Botulism has been described in most animal species. Death is caused by ingesting material contaminated by a toxin which is produced by the bacterium Clostridium botulinum. The majority of cases in Irish livestock occur in cattle. Botulism in animals generally involves D/C toxin. Humans are considered to be refractory to D/C toxin.  Irish outbreaks are most commonly associated with the presence/spreading of poultry litter in proximity to the livestock. The classic signs of botulism in cattle include generalised weakness, staggering or instability especially in the hind legs, recumbency, inability to swallow and drooling.  The consequences for the individual farms affected by bovine botulism can be severe due to high number of deaths in animals and contamination of fodder, which cannot then be used to feed susceptible animals.

Surveillance data

Bovine botulism is not a notifiable disease in Ireland but cases should be reported to your local DVO or Regional Veterinary Laboratory so that the incidence of the disease in Ireland is monitored. Note that cases recorded by DAFM are limited to those notified and investigated by DAFM laboratories. Accordingly, DAFM figures will generally underestimate the total number of farms affected.


Records of cases of botulism diagnosed in DAFM laboratories from 2015 to 2018.

 Added 30.04.2019

Dealing with a suspected case of botulism

Any farmer who suspects botulism in his livestock is advised to contact his private veterinary practitioner in the first instance.

Prevention of Botulism

The correct handling of poultry litter is of paramount importance in prevention of botulism.

DAFM has produced several guides for those who deal with poultry litter, as follows:


The guidelines contained in these documents should be closely observed in order to minimize the risk of botulism outbreaks.

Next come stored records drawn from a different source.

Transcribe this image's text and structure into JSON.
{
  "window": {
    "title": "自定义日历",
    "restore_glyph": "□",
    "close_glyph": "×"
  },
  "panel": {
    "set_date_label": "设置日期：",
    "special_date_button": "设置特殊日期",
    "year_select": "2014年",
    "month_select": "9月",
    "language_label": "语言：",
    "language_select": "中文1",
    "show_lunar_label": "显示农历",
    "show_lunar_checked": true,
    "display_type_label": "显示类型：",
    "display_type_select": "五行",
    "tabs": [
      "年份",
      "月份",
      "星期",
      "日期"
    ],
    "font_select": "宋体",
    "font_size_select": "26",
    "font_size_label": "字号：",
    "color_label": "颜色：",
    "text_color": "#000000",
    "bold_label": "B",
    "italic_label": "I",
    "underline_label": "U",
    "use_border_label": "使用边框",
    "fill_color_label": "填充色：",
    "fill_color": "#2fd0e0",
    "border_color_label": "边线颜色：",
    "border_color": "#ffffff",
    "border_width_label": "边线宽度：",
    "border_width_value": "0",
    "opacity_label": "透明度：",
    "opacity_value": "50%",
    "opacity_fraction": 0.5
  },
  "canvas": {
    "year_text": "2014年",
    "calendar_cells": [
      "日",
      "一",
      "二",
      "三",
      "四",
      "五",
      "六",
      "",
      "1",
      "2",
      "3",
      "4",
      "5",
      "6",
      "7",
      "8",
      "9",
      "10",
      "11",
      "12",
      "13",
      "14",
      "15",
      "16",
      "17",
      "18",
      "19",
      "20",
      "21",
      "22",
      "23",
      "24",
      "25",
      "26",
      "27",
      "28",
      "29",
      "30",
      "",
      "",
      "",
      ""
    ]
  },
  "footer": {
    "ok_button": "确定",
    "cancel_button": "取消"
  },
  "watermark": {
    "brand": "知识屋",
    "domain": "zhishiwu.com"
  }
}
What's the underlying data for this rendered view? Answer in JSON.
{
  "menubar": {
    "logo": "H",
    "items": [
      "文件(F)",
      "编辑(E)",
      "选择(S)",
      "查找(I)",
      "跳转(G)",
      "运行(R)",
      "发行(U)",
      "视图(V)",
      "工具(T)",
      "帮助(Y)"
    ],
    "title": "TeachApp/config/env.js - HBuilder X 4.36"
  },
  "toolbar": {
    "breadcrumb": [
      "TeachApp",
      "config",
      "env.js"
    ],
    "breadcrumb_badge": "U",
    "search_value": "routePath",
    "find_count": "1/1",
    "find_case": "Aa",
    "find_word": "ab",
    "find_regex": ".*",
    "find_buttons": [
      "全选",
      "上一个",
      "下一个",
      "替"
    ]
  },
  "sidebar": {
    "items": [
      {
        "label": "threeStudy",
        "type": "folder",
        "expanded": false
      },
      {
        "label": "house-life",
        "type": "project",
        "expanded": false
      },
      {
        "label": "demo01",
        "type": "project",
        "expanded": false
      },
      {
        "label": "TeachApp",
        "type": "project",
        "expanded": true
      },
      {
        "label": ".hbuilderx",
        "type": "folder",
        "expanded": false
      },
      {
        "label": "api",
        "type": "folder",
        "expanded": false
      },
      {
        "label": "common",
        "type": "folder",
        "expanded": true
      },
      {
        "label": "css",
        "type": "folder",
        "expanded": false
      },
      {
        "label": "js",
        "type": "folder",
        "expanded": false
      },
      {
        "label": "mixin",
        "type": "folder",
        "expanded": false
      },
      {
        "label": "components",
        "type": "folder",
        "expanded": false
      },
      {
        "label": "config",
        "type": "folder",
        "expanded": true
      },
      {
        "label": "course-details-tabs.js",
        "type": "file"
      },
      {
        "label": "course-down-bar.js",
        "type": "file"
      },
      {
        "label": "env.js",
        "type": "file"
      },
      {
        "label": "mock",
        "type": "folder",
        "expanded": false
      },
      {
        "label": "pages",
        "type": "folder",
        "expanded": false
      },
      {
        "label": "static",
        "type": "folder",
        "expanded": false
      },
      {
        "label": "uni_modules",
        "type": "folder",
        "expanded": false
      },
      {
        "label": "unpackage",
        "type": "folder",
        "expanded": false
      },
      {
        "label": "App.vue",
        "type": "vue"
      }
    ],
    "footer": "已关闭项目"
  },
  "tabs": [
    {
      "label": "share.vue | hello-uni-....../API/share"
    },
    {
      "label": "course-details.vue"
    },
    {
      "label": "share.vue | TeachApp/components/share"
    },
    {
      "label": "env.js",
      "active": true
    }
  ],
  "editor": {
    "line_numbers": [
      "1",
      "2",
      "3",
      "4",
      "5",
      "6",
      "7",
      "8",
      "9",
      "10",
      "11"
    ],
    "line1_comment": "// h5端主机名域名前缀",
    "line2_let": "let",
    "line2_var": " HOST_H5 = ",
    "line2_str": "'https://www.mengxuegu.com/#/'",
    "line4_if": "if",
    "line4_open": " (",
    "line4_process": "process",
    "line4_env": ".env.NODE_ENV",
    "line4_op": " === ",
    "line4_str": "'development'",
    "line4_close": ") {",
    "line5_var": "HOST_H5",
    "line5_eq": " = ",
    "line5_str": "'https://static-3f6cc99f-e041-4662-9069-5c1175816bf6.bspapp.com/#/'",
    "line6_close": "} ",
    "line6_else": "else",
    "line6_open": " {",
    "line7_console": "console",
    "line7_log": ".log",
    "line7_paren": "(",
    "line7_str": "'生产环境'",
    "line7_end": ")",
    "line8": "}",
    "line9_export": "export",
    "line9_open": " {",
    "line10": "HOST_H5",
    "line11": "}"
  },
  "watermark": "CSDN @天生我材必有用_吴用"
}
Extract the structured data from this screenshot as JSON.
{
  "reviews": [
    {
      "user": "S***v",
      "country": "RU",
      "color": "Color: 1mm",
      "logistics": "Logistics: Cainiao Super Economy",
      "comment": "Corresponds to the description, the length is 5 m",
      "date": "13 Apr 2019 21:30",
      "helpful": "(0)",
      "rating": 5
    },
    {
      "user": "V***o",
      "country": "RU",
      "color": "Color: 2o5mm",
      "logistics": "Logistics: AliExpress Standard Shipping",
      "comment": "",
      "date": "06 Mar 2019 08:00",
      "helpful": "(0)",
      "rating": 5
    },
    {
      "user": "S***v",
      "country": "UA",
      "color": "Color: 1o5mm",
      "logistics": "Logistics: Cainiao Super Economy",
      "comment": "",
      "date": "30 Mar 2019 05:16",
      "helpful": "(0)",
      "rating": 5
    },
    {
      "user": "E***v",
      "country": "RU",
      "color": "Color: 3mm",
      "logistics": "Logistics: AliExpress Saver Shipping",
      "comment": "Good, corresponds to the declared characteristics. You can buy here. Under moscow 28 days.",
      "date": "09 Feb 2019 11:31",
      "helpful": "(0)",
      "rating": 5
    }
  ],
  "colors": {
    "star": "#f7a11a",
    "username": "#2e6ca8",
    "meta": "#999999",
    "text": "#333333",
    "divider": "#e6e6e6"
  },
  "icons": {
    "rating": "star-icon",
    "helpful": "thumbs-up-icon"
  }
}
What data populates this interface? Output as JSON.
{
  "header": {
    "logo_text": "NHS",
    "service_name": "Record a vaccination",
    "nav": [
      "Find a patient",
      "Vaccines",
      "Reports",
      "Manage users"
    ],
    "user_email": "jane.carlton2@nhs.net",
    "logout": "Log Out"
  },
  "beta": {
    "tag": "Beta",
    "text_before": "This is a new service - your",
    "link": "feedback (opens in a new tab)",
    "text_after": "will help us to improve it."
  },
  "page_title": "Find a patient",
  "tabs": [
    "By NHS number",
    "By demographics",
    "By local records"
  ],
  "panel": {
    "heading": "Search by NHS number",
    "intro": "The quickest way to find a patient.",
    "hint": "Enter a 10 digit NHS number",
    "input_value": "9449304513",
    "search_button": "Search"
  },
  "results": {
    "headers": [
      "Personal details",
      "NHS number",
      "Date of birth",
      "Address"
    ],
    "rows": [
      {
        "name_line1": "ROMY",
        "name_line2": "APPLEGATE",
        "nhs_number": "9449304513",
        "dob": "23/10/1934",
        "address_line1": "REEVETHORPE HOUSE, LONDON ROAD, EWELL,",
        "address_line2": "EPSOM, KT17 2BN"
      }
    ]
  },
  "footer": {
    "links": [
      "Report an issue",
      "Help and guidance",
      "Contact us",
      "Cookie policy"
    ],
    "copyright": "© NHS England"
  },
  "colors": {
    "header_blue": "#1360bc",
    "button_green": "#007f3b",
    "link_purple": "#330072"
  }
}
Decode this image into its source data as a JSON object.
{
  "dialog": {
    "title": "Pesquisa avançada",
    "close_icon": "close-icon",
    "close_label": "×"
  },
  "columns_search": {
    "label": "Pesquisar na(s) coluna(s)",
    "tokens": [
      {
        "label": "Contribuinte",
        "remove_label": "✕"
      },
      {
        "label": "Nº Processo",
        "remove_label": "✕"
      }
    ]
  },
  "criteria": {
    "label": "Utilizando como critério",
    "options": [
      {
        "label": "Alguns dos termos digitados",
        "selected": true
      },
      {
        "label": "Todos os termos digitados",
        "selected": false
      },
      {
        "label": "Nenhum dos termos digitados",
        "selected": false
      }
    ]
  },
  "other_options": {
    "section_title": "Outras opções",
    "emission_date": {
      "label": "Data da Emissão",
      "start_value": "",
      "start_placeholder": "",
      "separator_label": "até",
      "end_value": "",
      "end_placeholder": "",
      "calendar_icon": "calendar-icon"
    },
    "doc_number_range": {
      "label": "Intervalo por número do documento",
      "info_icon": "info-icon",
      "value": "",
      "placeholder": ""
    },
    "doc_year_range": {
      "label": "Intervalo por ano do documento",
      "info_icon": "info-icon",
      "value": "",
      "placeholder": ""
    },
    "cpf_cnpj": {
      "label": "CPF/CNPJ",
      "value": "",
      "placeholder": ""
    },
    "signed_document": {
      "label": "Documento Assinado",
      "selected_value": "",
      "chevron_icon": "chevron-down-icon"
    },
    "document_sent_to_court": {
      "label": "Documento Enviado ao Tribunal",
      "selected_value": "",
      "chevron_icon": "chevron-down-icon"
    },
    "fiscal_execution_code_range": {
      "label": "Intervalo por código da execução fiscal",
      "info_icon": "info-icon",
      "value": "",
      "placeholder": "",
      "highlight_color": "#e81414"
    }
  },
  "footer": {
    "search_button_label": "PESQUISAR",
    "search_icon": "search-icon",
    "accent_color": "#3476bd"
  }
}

Further information

Some more detailed information on botulism can be found on the DAFM website at


Species: Multi-Species
10:56 AM on Wed, 24 April